In Harper’s this week, Dean Baker has a rather elegant proposal to reduce the amount people drive—simply change the way car insurance is calculated:
Currently, auto insurance is viewed as a fixed expense. People pay the same amount for their insurance no matter how much they drive. This means that when someone is comparing the cost of driving to work with the cost of carpooling or public transportation, they won’t factor in the cost of insurance, because they will pay the same whether they make any particular trip or not.

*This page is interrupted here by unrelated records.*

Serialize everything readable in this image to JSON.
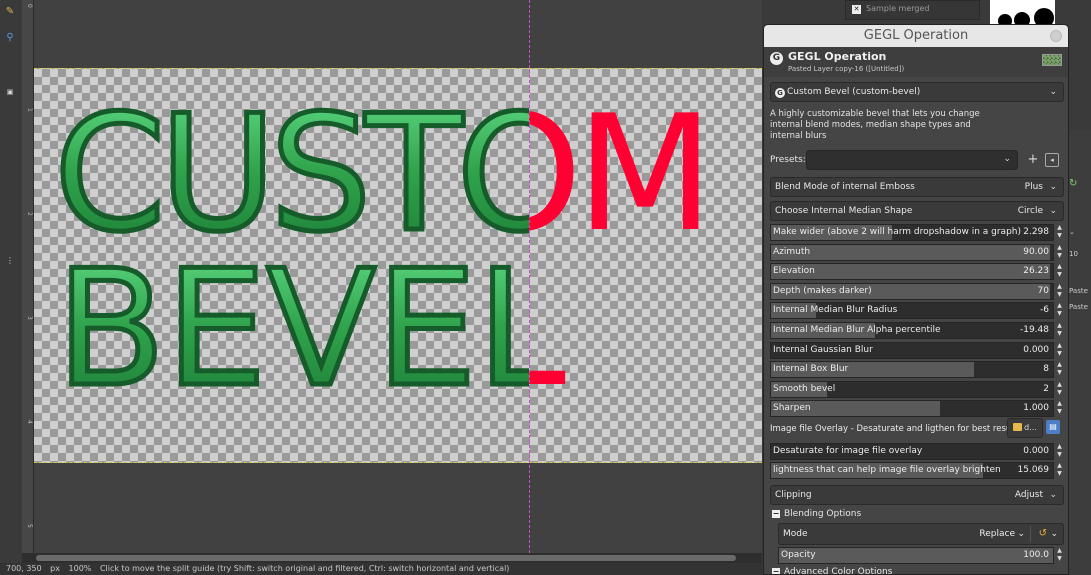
{
  "canvas": {
    "art_text_line1": "CUSTOM",
    "art_text_line2": "BEVEL",
    "ruler_ticks": [
      "0",
      "1",
      "2",
      "3",
      "4",
      "5"
    ]
  },
  "status": {
    "coords": "700, 350",
    "unit": "px",
    "zoom": "100%",
    "message": "Click to move the split guide (try Shift: switch original and filtered, Ctrl: switch horizontal and vertical)"
  },
  "dock": {
    "sample_merged": "Sample merged",
    "right_labels": [
      "Paste",
      "Paste"
    ],
    "right_number": "10"
  },
  "dialog": {
    "title": "GEGL Operation",
    "header_title": "GEGL Operation",
    "header_subtitle": "Pasted Layer copy-16 ([Untitled])",
    "operation": "Custom Bevel (custom-bevel)",
    "description": "A highly customizable bevel that lets you change internal blend modes, median shape types and internal blurs",
    "presets_label": "Presets:",
    "combos": [
      {
        "label": "Blend Mode of internal Emboss",
        "value": "Plus"
      },
      {
        "label": "Choose Internal Median Shape",
        "value": "Circle"
      }
    ],
    "sliders": [
      {
        "label": "Make wider (above 2 will harm dropshadow in a graph)",
        "value": "2.298",
        "fill": 0.43
      },
      {
        "label": "Azimuth",
        "value": "90.00",
        "fill": 0.99
      },
      {
        "label": "Elevation",
        "value": "26.23",
        "fill": 0.99
      },
      {
        "label": "Depth (makes darker)",
        "value": "70",
        "fill": 0.99
      },
      {
        "label": "Internal Median Blur Radius",
        "value": "-6",
        "fill": 0.16
      },
      {
        "label": "Internal Median Blur Alpha percentile",
        "value": "-19.48",
        "fill": 0.37
      },
      {
        "label": "Internal Gaussian Blur",
        "value": "0.000",
        "fill": 0.0
      },
      {
        "label": "Internal Box Blur",
        "value": "8",
        "fill": 0.72
      },
      {
        "label": "Smooth bevel",
        "value": "2",
        "fill": 0.2
      },
      {
        "label": "Sharpen",
        "value": "1.000",
        "fill": 0.6
      }
    ],
    "file_overlay_label": "Image file Overlay - Desaturate and ligthen for best results",
    "file_button": "d...",
    "desaturate": {
      "label": "Desaturate for image file overlay",
      "value": "0.000",
      "fill": 0.0
    },
    "lightness": {
      "label": "lightness that can help image file overlay brighten",
      "value": "15.069",
      "fill": 0.75
    },
    "clipping": {
      "label": "Clipping",
      "value": "Adjust"
    },
    "blending_options": "Blending Options",
    "mode": {
      "label": "Mode",
      "value": "Replace"
    },
    "opacity": {
      "label": "Opacity",
      "value": "100.0",
      "fill": 1.0
    },
    "advanced_color": "Advanced Color Options"
  },
  "colors": {
    "green_text": "#2fa24b",
    "red_text": "#ff0033",
    "guide": "#d04ad0"
  }
}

This would change if drivers paid for insurance by the mile. Taking rough numbers, the average person drives her car around 10,000 miles a year and pays a bit less than $1,000 each year for insurance. This means that the cost of insurance is approximately 10 cents per mile. If for each mile they drive drivers paid 10 cents for insurance, then on average they would pay the same amount for insurance as they do now—but they would have much more incentive to cut back their driving.
Quite clearly this is preferable to a simple gas tax, which penalizes people who can’t cut back on their driving, because it rewards people who can cut back instead. (That’s not to say gas taxes still won’t be necessary to reduce carbon emissions down to sustainable levels; they almost certainly would be.) Oregon has already started doing pay-by-the-mile insurance, so presumably it’s pefectly possible nationwide.